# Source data
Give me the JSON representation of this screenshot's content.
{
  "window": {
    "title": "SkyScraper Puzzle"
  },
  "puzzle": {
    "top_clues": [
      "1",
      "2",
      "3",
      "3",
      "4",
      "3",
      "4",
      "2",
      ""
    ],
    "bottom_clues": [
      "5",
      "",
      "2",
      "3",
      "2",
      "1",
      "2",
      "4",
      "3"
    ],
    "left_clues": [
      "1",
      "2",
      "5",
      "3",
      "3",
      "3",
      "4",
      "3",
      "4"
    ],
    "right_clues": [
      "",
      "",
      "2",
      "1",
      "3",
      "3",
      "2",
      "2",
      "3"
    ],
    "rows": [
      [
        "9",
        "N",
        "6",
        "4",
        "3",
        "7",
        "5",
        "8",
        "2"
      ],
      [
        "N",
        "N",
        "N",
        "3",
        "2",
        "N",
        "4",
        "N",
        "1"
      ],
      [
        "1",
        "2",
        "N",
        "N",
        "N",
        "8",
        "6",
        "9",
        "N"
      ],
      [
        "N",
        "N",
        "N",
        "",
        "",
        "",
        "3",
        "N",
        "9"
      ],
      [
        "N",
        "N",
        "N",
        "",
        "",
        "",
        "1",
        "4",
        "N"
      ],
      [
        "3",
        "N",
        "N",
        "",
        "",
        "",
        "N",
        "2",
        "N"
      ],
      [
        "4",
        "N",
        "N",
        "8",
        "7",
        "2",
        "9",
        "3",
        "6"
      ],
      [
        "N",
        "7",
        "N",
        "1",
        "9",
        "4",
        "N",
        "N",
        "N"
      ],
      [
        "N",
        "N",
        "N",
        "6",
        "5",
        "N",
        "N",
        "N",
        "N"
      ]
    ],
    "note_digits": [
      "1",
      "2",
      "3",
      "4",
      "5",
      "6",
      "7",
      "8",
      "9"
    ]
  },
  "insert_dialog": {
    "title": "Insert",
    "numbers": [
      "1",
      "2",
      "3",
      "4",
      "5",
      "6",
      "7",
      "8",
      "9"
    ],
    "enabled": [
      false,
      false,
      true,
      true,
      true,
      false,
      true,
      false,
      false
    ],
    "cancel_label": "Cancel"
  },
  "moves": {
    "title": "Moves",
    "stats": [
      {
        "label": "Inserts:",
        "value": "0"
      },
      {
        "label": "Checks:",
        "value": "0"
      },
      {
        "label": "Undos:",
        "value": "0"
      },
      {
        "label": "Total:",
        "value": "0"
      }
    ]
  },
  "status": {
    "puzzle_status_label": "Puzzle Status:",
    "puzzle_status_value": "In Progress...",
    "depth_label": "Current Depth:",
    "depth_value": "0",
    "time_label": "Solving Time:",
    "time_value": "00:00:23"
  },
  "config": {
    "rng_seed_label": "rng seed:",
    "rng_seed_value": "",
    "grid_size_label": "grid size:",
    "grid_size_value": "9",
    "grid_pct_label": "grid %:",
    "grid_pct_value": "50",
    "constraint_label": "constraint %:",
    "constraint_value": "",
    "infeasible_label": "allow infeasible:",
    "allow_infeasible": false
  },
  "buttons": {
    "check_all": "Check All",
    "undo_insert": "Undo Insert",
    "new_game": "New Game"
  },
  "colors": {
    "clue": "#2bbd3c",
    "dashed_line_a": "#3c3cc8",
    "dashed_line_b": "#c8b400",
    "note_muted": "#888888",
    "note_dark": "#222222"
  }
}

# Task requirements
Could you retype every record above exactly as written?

# Result of this exercise
Give me the JSON representation of this screenshot's content.
{
  "window": {
    "title": "SkyScraper Puzzle"
  },
  "puzzle": {
    "top_clues": [
      "1",
      "2",
      "3",
      "3",
      "4",
      "3",
      "4",
      "2",
      ""
    ],
    "bottom_clues": [
      "5",
      "",
      "2",
      "3",
      "2",
      "1",
      "2",
      "4",
      "3"
    ],
    "left_clues": [
      "1",
      "2",
      "5",
      "3",
      "3",
      "3",
      "4",
      "3",
      "4"
    ],
    "right_clues": [
      "",
      "",
      "2",
      "1",
      "3",
      "3",
      "2",
      "2",
      "3"
    ],
    "rows": [
      [
        "9",
        "N",
        "6",
        "4",
        "3",
        "7",
        "5",
        "8",
        "2"
      ],
      [
        "N",
        "N",
        "N",
        "3",
        "2",
        "N",
        "4",
        "N",
        "1"
      ],
      [
        "1",
        "2",
        "N",
        "N",
        "N",
        "8",
        "6",
        "9",
        "N"
      ],
      [
        "N",
        "N",
        "N",
        "",
        "",
        "",
        "3",
        "N",
        "9"
      ],
      [
        "N",
        "N",
        "N",
        "",
        "",
        "",
        "1",
        "4",
        "N"
      ],
      [
        "3",
        "N",
        "N",
        "",
        "",
        "",
        "N",
        "2",
        "N"
      ],
      [
        "4",
        "N",
        "N",
        "8",
        "7",
        "2",
        "9",
        "3",
        "6"
      ],
      [
        "N",
        "7",
        "N",
        "1",
        "9",
        "4",
        "N",
        "N",
        "N"
      ],
      [
        "N",
        "N",
        "N",
        "6",
        "5",
        "N",
        "N",
        "N",
        "N"
      ]
    ],
    "note_digits": [
      "1",
      "2",
      "3",
      "4",
      "5",
      "6",
      "7",
      "8",
      "9"
    ]
  },
  "insert_dialog": {
    "title": "Insert",
    "numbers": [
      "1",
      "2",
      "3",
      "4",
      "5",
      "6",
      "7",
      "8",
      "9"
    ],
    "enabled": [
      false,
      false,
      true,
      true,
      true,
      false,
      true,
      false,
      false
    ],
    "cancel_label": "Cancel"
  },
  "moves": {
    "title": "Moves",
    "stats": [
      {
        "label": "Inserts:",
        "value": "0"
      },
      {
        "label": "Checks:",
        "value": "0"
      },
      {
        "label": "Undos:",
        "value": "0"
      },
      {
        "label": "Total:",
        "value": "0"
      }
    ]
  },
  "status": {
    "puzzle_status_label": "Puzzle Status:",
    "puzzle_status_value": "In Progress...",
    "depth_label": "Current Depth:",
    "depth_value": "0",
    "time_label": "Solving Time:",
    "time_value": "00:00:23"
  },
  "config": {
    "rng_seed_label": "rng seed:",
    "rng_seed_value": "",
    "grid_size_label": "grid size:",
    "grid_size_value": "9",
    "grid_pct_label": "grid %:",
    "grid_pct_value": "50",
    "constraint_label": "constraint %:",
    "constraint_value": "",
    "infeasible_label": "allow infeasible:",
    "allow_infeasible": false
  },
  "buttons": {
    "check_all": "Check All",
    "undo_insert": "Undo Insert",
    "new_game": "New Game"
  },
  "colors": {
    "clue": "#2bbd3c",
    "dashed_line_a": "#3c3cc8",
    "dashed_line_b": "#c8b400",
    "note_muted": "#888888",
    "note_dark": "#222222"
  }
}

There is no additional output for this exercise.